He cited digital cameras and laptop editing suites as leveling the playing field in content creation. Thirty percent of video on Current.tv is user contributed, he said. "Distributed computing unlocks the surge of energy to allow individual to democratize the dominant medium of television," Gore said. Walt said that the user contributed programming is also cheaper. Gore responds, "It's better and cheaper." Current.tv also has training for wouldbe videographers.
It's still an open question as to what the audience will be on the large screen compared to the small screen, Gore said. The main sweet spot for television will be on larger screens, he said.
On the subject of global warming, Gore was more energized and credible. He likened global warming apologists to the tobacco lobby, who he said lack moral fiber and scientific rigor, and who contribute to the paralysis of public policy on global warming. "There is no longer any debate about global warming," he said. "The few remaining skeptics get together with those who think the moon landing was staged on a movie lot." Gore is pitching his movie, "An Inconvenient Truth," Davis Guggenheim's documentary about the Vice President's efforts to raise awareness of global warming.
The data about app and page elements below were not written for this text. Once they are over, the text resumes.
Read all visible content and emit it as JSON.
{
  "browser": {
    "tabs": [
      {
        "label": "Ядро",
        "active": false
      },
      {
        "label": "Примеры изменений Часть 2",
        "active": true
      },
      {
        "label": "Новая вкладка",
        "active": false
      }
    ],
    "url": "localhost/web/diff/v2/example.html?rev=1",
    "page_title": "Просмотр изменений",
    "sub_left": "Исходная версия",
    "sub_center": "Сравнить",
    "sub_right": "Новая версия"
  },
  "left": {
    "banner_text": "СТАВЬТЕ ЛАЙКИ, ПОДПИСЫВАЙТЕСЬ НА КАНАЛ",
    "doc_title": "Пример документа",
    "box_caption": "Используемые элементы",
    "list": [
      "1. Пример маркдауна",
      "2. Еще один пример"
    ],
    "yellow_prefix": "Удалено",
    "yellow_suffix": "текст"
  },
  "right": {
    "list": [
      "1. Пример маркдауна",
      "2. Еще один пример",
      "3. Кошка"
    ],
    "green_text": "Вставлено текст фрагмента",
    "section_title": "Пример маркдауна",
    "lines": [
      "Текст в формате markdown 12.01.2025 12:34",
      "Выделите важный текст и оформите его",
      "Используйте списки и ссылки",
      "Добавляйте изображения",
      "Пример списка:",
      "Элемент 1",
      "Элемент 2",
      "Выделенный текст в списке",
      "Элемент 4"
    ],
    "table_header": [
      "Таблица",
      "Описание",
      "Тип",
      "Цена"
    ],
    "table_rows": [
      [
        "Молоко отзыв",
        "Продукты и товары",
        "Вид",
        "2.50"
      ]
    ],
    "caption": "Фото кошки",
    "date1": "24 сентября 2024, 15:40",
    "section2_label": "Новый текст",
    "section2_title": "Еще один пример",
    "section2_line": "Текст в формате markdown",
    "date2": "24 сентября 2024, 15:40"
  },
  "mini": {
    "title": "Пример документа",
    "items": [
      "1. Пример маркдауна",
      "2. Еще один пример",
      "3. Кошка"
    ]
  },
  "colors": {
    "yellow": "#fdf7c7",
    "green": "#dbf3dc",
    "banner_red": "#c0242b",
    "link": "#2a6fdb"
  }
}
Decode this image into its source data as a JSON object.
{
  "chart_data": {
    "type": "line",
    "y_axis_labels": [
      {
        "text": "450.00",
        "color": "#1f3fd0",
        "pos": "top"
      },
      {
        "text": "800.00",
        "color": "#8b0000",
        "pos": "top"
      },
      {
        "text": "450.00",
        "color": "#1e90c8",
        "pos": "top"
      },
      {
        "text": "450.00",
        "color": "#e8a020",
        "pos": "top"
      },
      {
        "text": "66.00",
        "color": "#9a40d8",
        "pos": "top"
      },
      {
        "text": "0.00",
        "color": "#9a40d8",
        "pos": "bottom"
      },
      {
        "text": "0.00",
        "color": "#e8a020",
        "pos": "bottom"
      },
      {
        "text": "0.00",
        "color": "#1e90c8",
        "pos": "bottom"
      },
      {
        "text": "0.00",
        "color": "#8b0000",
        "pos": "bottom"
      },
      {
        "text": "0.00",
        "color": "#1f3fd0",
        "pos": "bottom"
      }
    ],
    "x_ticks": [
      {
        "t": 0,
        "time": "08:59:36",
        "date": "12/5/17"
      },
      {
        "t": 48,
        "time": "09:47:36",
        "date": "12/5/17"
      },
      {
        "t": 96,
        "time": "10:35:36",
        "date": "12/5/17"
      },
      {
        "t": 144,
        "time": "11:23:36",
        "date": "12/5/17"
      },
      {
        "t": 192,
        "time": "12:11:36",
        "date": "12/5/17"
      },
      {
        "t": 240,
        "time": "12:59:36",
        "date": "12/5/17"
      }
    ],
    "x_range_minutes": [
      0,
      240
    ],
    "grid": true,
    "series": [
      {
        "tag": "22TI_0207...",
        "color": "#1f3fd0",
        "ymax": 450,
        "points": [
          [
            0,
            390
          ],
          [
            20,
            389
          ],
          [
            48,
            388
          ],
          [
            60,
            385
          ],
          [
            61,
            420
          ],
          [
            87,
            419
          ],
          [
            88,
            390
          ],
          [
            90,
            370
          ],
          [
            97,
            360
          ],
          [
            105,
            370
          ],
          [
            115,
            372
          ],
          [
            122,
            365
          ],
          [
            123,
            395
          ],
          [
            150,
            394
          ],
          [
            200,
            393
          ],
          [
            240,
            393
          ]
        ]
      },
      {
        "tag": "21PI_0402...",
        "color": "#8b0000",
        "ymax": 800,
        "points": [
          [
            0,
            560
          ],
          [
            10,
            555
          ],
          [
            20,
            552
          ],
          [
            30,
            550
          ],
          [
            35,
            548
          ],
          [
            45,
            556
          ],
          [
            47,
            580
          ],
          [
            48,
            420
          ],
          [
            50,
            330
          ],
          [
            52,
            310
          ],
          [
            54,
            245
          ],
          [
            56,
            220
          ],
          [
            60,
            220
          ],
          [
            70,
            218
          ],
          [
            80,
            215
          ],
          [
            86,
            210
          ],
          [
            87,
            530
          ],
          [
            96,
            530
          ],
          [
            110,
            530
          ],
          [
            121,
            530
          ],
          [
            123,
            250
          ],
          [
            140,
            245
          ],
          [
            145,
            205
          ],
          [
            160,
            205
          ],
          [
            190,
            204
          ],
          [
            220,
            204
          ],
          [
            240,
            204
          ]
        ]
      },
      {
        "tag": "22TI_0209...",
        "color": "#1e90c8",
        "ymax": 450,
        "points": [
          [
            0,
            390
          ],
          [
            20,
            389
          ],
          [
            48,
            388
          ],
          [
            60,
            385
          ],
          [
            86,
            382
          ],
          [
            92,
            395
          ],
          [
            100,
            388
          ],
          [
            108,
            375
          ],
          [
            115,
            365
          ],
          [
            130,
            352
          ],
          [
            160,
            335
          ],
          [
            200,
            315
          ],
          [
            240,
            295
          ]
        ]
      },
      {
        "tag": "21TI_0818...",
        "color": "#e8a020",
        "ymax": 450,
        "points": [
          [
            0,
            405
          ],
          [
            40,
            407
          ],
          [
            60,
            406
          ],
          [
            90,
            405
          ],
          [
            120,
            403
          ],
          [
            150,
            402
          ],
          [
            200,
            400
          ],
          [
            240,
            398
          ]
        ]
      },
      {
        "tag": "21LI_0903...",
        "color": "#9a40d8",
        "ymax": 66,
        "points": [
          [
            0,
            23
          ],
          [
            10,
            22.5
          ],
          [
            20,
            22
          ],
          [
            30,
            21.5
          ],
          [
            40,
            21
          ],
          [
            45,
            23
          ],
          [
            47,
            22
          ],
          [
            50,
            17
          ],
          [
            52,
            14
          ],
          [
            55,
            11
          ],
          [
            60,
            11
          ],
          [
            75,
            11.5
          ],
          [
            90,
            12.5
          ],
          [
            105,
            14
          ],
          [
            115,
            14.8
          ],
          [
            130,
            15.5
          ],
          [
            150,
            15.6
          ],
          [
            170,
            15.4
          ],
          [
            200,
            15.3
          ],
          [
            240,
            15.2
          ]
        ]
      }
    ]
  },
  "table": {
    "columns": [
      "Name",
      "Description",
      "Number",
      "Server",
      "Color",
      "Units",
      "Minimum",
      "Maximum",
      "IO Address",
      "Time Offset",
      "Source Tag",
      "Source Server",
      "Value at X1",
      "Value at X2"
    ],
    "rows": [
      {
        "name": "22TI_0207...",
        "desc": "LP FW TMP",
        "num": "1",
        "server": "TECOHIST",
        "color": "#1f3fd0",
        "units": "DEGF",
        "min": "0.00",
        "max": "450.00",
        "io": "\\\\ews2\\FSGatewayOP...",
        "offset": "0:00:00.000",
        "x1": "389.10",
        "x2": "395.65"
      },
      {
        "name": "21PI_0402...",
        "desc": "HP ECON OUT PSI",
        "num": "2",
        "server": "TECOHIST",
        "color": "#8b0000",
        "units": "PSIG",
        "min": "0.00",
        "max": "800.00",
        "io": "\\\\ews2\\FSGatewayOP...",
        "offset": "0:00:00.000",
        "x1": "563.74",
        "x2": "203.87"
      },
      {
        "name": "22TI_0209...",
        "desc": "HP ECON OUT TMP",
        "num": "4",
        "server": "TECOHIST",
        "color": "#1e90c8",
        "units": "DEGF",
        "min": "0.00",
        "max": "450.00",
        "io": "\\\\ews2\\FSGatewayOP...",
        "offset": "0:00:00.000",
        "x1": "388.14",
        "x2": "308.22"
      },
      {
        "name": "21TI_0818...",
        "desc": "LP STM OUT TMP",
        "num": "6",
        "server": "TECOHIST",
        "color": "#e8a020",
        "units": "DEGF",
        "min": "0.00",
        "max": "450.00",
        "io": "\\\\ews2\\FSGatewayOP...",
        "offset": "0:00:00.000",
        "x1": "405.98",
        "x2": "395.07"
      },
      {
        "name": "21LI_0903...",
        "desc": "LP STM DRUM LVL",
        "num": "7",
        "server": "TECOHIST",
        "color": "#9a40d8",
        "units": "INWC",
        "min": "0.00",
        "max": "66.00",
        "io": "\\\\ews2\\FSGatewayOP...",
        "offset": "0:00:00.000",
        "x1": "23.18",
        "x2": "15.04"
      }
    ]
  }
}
Walt asked Gore why he isn't supporting nuclear power in dealing with the energy crisis. He responded that reactor programs lead to weapons of mass destruction, citing Iran and a proliferation of country with the technology. "If we do not move forward [with nuclear energy], it will less likely be available in other parts of the world," Gore said. "I am not entirely sanguine about the flow of nuclear power," he said, voicing concerns about WMD.
Gore recommended a first step to spread an understanding the current reality. "We have to form a national concensus, and there is a barrier to that. We are in category five denial," he said.
In last 100 years we have quadrupled global population, and improved technology, which has made us the most powerful force of nature, Gore said. The thin shell of atmosphere surrounding the planet is vulnerable, he continued. Coal is plentiful, but the carbon emission have to be captured and disposed of, which has to be made cheaper.
Gore's prescription. He said that leading scientists say we may have ten years before crossing a point of no return, starting an irretrievable process. There is a necessity to sharply reduce CO2 emissions and to find new and renewable sources of energy. The low hanging fruit hanging fruit is conservation and efficiency and in alternative fuels such as cellulose-based ethanol, Gore said.
We have to get back to focusing on genuine value and move away from the pathology of instant gratification in making investments in future technologies, Gore concluded. On the political front, Gore said he encountered difficulty iduring his term in the White House in ratifying the Kyoto treaty, but could only find one senator to vote in favor of it--Paul Wellstone.
"This is a planetary emergency...unlike any other crisis in human history," Gore said. "We are in the process of killing the oceans--the underlying problem is that our civilization is colliding with the ecological system of the planet...we have to take responsibliity for it. If we do not we create a situation that not too many decade from now will ask what were they thinking in 2006...it is a moral and spiritual issue, not a political issue."
Will we act on the knowledge?, Gore asked. "We are lacking the political will, but political will is a renewable resource," Gore concluded.